Problem to work on: State how many lines in the records below contain the string "JSON", and give nothing besides that number.

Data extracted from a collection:
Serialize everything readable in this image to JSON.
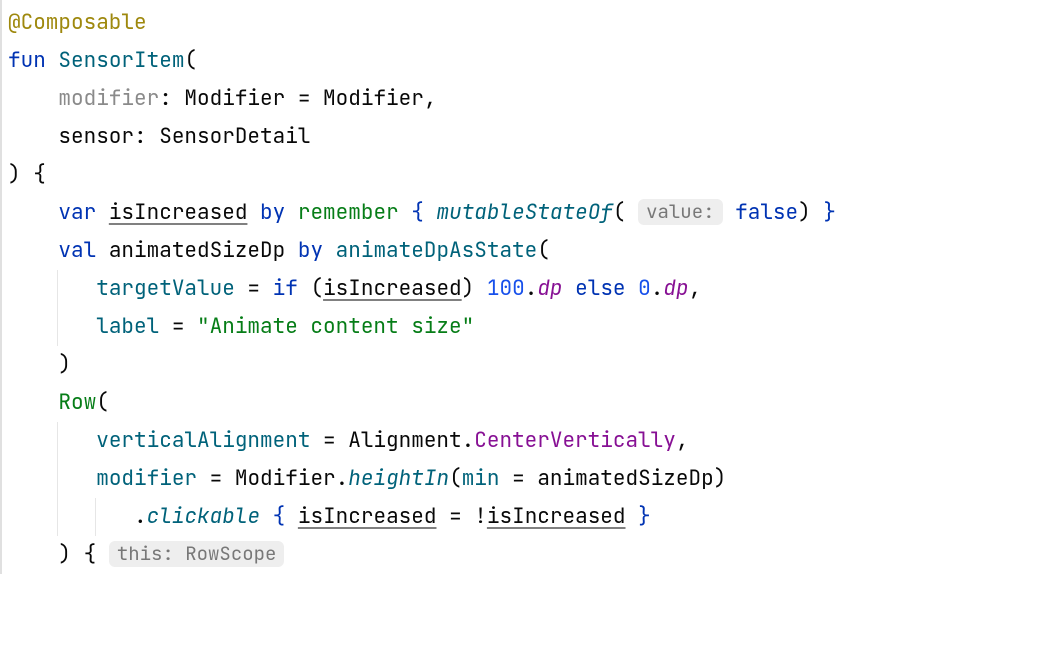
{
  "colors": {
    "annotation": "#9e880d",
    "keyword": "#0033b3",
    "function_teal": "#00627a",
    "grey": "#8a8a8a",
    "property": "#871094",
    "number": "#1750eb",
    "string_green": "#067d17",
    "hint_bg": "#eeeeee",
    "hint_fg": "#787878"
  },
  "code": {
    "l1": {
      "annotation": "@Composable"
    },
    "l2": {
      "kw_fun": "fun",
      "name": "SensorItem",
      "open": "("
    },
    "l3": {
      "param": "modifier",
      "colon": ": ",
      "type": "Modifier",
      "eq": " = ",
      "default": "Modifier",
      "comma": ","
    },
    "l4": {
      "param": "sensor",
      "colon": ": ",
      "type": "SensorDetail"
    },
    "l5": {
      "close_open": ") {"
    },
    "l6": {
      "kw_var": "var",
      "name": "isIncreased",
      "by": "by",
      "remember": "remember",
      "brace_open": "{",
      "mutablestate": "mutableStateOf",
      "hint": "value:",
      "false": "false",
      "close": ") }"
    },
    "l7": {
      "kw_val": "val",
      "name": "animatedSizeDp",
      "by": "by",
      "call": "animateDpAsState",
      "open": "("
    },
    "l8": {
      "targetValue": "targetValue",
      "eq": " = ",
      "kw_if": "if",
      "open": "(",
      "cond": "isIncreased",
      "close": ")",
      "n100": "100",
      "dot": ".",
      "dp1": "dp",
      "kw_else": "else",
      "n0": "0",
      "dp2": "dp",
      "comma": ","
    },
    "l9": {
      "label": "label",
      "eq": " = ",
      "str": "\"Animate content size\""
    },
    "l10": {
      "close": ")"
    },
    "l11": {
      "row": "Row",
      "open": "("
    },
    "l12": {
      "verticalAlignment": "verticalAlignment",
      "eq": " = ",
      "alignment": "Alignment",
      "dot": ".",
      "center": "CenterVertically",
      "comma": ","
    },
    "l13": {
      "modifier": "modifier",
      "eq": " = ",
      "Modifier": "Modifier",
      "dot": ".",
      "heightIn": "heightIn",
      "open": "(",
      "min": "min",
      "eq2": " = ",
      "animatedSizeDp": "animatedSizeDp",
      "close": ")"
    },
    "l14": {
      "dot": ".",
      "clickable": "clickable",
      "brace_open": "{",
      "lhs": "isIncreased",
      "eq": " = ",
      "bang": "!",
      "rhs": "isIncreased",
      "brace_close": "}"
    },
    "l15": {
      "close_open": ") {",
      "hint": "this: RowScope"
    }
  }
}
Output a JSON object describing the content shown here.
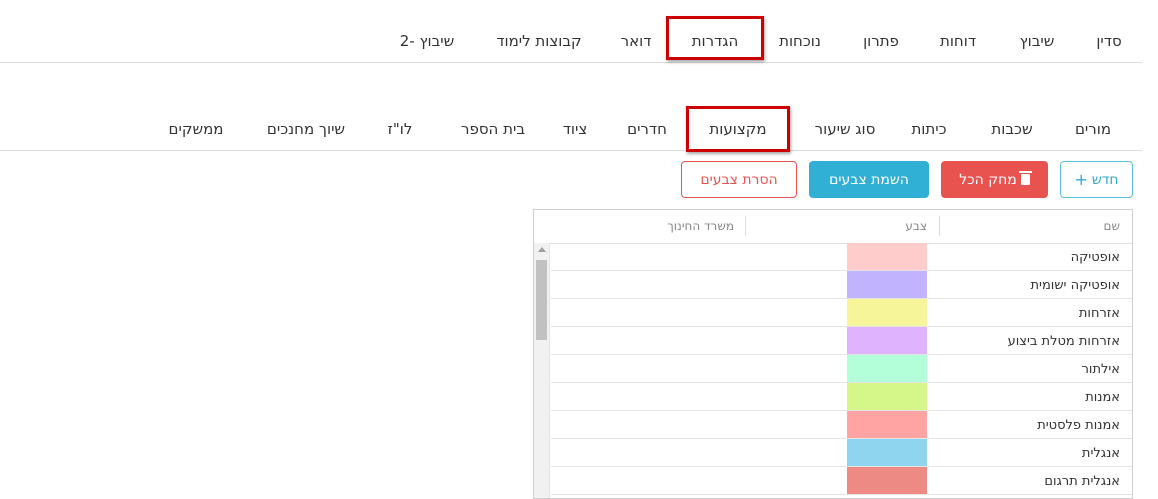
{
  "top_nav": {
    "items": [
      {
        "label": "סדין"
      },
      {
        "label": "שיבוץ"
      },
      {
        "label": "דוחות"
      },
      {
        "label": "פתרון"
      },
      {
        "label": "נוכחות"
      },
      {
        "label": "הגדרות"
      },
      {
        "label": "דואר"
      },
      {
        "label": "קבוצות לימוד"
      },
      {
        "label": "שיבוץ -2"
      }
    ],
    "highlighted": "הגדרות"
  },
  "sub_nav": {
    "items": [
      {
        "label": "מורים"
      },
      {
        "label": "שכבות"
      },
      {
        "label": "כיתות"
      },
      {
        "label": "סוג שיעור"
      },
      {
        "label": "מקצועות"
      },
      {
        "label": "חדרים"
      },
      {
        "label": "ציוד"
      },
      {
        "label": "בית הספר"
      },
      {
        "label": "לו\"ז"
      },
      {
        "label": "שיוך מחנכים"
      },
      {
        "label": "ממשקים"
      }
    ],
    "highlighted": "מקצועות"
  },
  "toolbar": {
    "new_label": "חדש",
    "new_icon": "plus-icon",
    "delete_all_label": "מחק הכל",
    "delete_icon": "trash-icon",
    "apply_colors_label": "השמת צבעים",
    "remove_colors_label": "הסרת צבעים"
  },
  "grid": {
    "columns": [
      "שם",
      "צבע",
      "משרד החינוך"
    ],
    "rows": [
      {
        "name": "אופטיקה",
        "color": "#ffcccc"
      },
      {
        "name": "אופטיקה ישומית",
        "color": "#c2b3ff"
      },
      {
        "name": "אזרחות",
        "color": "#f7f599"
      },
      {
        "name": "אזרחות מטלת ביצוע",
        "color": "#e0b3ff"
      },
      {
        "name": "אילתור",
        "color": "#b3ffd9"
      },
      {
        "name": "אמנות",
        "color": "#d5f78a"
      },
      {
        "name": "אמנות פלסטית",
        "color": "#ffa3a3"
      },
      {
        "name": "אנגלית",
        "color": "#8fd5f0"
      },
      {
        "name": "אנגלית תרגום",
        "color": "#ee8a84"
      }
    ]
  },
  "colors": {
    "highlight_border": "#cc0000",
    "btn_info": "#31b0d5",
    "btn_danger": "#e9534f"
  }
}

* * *

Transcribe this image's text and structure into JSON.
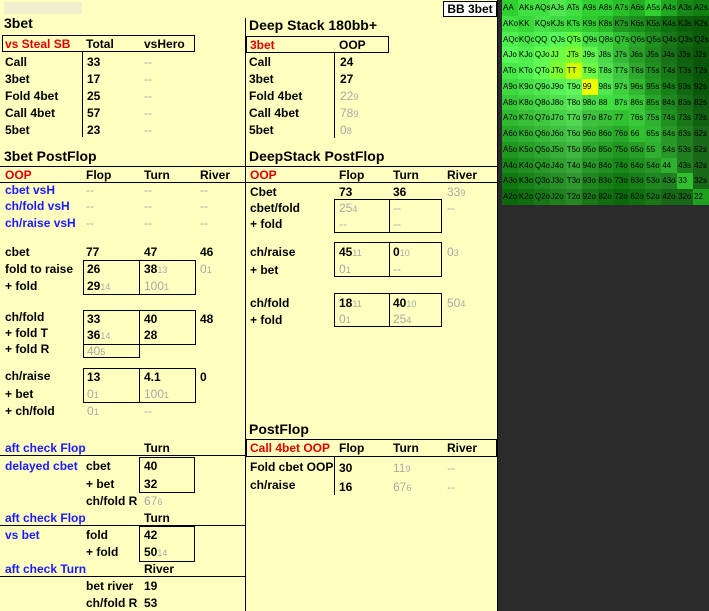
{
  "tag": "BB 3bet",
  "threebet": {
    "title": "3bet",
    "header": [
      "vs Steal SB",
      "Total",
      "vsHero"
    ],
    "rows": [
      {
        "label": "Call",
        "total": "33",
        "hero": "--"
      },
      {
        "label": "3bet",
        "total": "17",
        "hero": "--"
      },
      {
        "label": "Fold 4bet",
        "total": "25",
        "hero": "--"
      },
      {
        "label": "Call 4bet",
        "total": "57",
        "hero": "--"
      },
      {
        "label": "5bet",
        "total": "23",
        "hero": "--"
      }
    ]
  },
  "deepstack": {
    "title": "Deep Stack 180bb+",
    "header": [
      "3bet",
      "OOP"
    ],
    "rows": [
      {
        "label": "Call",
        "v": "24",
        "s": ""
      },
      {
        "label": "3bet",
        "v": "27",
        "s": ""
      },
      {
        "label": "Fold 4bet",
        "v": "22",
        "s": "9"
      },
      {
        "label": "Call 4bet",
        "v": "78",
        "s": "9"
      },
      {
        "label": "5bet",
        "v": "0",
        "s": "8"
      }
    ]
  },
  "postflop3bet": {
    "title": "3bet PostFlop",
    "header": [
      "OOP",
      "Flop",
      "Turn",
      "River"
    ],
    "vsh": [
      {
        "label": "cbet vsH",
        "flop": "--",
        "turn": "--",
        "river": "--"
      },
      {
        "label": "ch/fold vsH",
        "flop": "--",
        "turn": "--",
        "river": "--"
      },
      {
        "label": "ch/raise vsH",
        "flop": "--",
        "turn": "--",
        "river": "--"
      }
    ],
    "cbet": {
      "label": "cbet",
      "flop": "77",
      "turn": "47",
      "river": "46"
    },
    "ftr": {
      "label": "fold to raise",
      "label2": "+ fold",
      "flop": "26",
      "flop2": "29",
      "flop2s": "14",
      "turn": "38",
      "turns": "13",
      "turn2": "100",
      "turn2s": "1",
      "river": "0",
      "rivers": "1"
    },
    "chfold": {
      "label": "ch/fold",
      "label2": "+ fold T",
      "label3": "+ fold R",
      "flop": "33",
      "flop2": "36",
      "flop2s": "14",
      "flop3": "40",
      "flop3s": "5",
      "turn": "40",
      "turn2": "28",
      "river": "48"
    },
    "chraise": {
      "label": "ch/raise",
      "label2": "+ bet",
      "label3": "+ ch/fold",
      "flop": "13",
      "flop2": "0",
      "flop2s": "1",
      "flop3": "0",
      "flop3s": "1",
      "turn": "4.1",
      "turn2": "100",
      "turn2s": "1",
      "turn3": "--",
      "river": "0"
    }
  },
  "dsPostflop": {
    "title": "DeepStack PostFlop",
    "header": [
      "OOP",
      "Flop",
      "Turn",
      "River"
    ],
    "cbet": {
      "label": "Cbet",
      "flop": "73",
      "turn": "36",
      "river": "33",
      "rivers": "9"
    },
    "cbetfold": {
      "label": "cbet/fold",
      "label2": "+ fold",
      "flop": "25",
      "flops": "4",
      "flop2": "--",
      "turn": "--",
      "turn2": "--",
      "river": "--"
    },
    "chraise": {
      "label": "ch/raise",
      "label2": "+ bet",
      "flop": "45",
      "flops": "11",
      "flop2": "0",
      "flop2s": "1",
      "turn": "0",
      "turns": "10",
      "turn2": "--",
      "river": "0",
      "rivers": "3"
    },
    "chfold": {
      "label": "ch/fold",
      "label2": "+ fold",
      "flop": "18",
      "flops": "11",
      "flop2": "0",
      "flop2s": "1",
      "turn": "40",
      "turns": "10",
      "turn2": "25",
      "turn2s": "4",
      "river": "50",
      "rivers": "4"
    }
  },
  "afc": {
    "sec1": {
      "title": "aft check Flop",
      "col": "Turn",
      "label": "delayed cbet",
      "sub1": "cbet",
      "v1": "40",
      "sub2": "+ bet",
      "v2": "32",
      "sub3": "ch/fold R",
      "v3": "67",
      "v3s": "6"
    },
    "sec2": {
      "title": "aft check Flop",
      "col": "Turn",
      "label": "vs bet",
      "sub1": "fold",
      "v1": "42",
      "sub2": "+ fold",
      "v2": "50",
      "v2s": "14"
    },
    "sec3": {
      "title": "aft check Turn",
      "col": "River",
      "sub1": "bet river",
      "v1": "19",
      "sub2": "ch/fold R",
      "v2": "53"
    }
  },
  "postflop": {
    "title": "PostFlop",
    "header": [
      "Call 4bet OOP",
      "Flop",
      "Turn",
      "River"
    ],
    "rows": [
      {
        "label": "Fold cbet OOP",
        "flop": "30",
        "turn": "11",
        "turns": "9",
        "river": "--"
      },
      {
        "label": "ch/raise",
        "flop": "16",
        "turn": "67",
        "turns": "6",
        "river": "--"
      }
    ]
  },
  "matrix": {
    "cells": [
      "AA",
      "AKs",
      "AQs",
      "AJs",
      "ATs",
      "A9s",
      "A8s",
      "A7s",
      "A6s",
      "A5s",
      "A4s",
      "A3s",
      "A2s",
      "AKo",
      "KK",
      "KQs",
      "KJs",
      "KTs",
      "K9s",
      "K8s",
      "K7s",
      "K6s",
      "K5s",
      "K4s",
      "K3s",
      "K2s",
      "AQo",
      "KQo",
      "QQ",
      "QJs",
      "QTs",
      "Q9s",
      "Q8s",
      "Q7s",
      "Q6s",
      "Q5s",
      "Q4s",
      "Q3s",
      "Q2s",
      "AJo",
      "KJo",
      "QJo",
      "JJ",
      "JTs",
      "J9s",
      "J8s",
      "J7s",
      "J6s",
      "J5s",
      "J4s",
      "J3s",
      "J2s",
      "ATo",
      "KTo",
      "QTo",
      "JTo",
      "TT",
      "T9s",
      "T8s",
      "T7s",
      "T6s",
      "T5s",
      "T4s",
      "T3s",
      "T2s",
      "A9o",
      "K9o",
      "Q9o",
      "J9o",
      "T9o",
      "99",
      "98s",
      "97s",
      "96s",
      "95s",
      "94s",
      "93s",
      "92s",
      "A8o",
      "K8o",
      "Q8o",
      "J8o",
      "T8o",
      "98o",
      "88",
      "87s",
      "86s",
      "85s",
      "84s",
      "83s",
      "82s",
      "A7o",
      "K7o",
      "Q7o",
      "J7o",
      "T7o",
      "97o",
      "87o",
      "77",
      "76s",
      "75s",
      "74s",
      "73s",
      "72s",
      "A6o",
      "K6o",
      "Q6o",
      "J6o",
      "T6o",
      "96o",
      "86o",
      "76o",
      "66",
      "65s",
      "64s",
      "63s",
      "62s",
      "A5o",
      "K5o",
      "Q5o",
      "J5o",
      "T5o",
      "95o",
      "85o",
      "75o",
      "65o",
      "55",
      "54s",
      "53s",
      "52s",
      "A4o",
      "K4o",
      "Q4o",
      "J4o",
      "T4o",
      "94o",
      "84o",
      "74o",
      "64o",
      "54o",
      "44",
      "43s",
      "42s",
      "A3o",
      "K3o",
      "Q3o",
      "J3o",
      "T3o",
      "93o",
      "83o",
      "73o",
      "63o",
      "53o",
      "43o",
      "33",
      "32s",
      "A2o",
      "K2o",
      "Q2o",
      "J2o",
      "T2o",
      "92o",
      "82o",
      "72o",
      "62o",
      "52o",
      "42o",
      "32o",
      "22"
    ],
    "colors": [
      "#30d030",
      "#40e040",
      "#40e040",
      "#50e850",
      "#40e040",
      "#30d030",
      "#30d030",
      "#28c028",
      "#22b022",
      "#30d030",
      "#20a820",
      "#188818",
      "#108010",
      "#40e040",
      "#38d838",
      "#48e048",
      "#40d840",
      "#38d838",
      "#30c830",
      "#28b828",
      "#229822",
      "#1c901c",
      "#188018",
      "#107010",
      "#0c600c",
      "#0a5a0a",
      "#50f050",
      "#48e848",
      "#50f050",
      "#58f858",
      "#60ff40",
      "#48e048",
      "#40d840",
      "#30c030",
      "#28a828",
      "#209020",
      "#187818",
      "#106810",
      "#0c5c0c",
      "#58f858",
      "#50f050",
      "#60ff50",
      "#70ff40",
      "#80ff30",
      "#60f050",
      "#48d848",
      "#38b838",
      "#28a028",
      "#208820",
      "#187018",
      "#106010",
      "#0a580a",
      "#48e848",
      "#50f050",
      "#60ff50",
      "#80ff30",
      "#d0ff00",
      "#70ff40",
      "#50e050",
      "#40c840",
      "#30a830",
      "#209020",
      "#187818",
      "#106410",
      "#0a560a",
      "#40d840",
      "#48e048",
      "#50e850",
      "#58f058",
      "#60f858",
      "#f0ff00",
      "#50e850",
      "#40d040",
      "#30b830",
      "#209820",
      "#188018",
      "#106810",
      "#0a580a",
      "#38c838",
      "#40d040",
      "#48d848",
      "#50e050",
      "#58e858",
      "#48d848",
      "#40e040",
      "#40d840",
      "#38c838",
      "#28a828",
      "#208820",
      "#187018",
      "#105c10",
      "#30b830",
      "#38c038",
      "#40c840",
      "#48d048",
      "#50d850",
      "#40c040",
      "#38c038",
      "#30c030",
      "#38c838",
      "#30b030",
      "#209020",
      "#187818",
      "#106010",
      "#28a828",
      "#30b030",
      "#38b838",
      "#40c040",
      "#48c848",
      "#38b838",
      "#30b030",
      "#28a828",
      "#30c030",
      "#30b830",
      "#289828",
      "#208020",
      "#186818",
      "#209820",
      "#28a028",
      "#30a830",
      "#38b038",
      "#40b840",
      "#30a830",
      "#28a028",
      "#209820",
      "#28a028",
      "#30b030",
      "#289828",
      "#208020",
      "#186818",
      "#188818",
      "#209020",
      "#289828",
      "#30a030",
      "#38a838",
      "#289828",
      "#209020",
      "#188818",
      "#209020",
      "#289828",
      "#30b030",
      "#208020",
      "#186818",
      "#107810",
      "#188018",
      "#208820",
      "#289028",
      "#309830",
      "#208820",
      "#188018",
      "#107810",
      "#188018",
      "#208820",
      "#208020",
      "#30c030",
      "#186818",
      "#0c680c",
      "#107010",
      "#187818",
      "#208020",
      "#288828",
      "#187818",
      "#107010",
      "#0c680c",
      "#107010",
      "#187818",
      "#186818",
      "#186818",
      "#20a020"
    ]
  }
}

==

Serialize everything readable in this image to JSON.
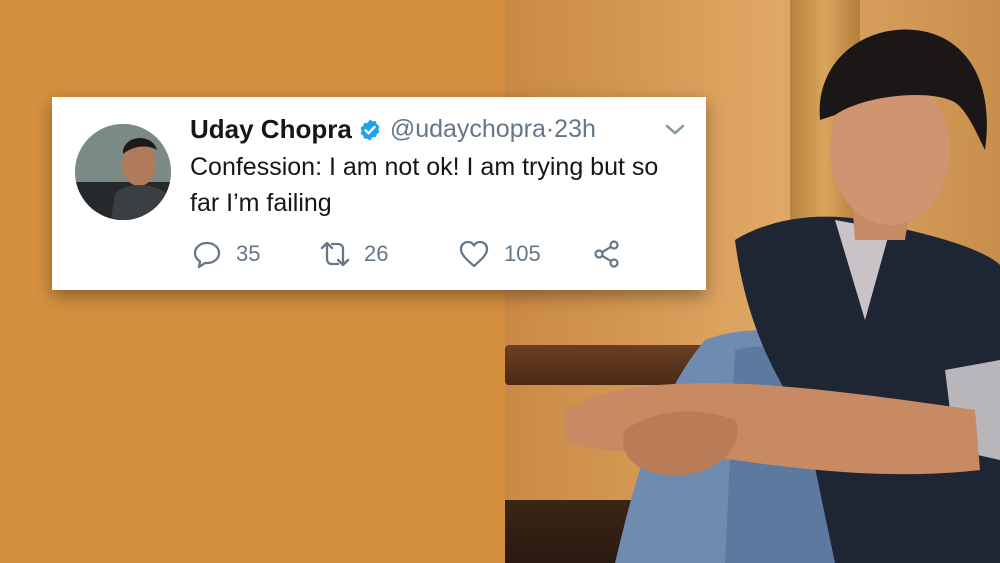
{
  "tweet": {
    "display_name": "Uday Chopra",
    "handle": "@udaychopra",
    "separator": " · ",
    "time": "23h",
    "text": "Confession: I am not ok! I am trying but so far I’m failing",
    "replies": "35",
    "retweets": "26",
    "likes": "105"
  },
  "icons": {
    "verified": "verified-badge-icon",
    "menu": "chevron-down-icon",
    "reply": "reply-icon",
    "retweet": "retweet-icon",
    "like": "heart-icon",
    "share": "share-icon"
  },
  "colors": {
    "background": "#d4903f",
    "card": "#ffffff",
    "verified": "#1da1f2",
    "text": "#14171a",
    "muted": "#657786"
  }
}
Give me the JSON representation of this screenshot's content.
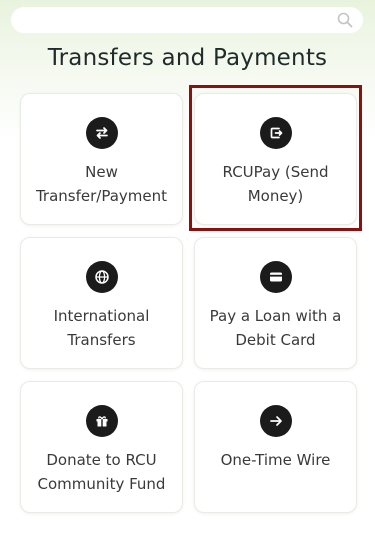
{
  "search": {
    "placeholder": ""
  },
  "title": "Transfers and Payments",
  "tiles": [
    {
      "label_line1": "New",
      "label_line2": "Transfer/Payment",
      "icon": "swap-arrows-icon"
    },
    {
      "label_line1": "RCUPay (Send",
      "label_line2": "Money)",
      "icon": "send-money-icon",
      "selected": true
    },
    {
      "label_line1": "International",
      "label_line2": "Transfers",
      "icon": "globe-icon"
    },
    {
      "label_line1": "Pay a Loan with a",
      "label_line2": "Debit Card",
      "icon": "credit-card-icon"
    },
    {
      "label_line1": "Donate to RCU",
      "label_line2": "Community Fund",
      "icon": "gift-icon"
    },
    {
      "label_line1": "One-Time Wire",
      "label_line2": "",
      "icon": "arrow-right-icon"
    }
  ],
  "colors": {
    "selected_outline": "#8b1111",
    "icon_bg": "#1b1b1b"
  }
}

Task answer: 5